--- Source records ---
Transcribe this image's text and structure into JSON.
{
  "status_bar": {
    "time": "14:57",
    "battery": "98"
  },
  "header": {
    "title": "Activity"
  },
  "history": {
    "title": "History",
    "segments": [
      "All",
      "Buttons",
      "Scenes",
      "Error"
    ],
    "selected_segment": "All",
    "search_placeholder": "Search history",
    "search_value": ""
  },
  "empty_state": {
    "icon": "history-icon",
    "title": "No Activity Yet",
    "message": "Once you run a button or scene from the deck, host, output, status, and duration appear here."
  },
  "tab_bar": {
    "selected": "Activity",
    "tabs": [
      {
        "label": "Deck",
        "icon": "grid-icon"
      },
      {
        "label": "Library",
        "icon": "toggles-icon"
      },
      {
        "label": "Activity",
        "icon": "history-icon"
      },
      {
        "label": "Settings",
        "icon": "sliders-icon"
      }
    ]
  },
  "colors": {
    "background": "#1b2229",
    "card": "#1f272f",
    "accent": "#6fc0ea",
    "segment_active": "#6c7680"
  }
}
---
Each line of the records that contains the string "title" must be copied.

• [Exercise output]
    "title": "Activity"
    "title": "History",
    "title": "No Activity Yet",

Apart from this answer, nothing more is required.